> **ENTRIES SHOWN**
------------------------------------------------------------------------

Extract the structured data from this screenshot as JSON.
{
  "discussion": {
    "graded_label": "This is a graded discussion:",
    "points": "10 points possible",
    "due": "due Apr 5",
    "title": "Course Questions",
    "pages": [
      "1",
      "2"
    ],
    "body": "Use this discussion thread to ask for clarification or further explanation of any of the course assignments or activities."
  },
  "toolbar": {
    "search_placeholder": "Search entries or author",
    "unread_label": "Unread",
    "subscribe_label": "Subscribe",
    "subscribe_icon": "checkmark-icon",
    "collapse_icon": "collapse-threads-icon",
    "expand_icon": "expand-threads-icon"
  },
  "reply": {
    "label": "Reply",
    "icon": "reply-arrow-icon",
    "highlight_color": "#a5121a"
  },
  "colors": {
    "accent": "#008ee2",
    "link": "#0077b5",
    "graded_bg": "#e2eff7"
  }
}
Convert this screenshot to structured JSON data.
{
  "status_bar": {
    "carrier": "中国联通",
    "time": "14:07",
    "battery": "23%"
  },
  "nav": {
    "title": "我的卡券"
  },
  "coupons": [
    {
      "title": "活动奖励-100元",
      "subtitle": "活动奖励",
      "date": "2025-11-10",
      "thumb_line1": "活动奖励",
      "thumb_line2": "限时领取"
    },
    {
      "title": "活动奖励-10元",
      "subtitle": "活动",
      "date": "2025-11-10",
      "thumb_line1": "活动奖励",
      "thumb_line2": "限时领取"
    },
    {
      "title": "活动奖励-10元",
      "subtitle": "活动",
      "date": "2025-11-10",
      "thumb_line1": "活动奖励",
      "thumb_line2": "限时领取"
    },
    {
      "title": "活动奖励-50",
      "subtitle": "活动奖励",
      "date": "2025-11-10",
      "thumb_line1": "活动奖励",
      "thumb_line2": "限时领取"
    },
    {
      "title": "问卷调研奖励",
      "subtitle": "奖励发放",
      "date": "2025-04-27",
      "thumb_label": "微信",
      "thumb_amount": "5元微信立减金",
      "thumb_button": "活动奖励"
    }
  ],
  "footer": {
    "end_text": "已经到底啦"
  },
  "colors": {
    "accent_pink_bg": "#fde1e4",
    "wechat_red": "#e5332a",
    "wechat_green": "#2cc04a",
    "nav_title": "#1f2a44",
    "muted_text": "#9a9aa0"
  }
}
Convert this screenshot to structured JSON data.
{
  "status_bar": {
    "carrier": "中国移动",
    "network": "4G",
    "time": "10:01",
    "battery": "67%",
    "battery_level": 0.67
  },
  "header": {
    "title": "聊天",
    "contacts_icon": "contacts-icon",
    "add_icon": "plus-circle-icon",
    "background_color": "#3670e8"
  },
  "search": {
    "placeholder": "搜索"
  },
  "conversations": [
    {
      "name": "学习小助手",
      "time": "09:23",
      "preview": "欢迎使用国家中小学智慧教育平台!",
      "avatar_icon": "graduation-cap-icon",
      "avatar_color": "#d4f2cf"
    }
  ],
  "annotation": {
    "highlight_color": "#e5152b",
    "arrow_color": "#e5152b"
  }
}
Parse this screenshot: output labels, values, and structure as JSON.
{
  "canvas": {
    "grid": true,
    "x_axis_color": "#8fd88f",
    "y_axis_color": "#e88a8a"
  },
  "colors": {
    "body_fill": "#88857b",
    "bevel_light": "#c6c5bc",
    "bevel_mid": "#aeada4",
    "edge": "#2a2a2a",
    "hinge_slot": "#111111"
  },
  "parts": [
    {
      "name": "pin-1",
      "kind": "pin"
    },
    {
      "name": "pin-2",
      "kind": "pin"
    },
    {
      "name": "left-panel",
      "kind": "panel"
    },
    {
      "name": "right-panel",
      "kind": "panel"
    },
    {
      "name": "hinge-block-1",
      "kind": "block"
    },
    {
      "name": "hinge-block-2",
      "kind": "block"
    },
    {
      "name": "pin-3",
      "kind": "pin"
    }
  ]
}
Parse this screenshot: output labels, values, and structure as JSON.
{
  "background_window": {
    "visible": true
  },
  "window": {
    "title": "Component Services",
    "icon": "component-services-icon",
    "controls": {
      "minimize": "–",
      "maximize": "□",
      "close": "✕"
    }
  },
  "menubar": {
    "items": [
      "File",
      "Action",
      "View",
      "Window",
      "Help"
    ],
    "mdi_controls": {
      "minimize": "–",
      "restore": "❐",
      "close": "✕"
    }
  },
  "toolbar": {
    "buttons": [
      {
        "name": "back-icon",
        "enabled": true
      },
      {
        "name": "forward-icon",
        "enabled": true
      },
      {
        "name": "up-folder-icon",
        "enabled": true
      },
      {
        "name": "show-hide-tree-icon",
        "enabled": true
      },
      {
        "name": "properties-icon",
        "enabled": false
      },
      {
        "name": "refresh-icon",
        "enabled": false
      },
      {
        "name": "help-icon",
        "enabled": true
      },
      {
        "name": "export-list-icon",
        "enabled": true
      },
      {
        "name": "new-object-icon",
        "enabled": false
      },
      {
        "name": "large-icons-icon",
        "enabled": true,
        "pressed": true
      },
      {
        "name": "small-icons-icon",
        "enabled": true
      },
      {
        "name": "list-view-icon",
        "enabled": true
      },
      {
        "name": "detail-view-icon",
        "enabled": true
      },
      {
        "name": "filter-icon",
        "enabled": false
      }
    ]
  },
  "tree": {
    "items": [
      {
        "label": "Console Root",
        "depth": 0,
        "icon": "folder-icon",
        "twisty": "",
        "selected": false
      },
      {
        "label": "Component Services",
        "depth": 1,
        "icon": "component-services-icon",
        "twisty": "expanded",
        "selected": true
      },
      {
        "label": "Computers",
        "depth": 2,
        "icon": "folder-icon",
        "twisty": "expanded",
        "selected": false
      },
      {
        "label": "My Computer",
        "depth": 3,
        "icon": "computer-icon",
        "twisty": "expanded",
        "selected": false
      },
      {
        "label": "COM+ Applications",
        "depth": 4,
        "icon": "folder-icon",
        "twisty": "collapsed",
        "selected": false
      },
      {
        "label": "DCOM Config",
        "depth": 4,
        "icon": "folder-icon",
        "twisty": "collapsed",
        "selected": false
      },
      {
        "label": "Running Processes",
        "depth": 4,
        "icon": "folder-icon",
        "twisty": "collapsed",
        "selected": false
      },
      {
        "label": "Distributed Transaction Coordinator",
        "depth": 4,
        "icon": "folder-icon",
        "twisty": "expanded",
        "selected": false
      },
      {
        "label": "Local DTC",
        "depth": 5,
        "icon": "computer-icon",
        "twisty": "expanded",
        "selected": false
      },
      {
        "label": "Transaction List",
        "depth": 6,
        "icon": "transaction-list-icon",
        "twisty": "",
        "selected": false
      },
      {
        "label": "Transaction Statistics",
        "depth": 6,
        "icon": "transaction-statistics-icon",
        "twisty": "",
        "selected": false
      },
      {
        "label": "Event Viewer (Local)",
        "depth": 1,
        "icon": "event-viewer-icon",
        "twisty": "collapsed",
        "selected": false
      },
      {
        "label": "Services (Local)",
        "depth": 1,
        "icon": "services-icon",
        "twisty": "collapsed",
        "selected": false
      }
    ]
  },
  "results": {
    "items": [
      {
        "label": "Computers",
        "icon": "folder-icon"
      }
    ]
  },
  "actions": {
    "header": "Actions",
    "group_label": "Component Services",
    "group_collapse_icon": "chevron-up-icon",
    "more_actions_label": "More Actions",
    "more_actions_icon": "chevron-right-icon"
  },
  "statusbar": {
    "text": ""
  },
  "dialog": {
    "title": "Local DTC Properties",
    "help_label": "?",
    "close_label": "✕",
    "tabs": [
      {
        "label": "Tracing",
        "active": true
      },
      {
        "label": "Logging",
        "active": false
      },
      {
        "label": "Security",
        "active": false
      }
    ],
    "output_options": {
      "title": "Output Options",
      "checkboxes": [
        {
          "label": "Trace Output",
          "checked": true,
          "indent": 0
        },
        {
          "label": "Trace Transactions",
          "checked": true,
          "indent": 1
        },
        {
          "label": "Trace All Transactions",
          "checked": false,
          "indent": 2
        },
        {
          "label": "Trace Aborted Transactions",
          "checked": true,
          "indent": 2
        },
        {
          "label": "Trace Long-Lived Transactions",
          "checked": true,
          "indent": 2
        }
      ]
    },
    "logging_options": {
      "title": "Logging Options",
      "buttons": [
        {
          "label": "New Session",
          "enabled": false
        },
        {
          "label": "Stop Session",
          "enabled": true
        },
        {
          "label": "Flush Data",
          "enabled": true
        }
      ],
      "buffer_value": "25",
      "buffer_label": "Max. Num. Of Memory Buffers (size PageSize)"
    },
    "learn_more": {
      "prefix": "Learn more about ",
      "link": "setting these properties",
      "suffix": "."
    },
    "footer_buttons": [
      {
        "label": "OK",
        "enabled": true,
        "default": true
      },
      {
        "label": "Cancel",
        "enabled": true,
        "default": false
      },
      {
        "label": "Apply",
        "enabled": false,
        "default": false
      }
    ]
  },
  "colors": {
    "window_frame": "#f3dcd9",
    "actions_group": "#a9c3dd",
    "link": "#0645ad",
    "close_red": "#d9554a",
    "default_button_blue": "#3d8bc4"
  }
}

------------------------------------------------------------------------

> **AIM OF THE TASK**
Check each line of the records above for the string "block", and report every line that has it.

> **SOLUTION TO THIS TASK**
      "name": "hinge-block-1",
      "kind": "block"
      "name": "hinge-block-2",
      "kind": "block"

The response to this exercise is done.